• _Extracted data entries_
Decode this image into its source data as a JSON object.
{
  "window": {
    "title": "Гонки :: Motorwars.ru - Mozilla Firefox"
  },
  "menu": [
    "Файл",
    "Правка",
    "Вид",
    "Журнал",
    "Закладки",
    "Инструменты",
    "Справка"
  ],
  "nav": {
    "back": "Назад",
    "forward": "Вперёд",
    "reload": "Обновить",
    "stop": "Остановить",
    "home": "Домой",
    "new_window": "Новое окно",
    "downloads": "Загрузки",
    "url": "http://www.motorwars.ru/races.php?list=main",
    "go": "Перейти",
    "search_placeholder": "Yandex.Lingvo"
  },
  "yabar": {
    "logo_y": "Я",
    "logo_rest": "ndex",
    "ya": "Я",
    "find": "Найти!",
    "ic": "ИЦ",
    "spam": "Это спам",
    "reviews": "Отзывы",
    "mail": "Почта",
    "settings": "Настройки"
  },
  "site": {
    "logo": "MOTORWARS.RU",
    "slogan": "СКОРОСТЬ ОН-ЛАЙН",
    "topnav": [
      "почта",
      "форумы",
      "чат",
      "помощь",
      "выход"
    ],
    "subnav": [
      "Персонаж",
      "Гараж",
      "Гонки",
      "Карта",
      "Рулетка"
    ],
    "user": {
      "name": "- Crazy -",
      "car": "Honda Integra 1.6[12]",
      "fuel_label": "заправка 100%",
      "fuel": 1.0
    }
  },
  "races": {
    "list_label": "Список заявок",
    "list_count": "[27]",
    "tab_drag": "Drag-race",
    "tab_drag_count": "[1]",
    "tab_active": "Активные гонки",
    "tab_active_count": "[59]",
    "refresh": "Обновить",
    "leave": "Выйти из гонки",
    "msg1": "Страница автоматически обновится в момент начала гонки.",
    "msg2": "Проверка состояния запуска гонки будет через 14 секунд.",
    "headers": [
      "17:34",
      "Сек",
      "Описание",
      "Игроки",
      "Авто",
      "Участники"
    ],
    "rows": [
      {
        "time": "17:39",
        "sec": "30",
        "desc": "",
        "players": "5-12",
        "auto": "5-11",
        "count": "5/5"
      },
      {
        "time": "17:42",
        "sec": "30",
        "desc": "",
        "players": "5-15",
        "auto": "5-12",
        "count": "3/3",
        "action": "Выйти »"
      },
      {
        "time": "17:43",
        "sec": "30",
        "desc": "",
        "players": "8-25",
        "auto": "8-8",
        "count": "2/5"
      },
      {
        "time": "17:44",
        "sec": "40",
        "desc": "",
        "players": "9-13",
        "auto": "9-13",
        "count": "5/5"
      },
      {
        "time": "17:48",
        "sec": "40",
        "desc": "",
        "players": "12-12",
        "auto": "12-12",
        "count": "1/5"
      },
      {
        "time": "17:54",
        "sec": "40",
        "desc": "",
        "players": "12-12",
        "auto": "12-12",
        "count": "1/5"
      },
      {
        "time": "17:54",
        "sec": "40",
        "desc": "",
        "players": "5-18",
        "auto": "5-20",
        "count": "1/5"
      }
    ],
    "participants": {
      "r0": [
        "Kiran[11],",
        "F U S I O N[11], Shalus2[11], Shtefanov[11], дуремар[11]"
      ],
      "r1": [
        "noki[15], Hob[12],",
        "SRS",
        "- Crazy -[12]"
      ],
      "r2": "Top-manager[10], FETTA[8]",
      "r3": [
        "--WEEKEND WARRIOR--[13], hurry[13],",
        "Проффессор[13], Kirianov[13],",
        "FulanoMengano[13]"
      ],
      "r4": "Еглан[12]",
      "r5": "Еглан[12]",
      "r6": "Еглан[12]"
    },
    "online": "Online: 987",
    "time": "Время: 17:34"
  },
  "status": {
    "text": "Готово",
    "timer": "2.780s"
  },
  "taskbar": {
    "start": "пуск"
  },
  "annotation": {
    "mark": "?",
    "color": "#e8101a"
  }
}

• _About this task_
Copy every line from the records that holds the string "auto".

• _Result below_
        "auto": "5-11",
        "auto": "5-12",
        "auto": "8-8",
        "auto": "9-13",
        "auto": "12-12",
        "auto": "12-12",
        "auto": "5-20",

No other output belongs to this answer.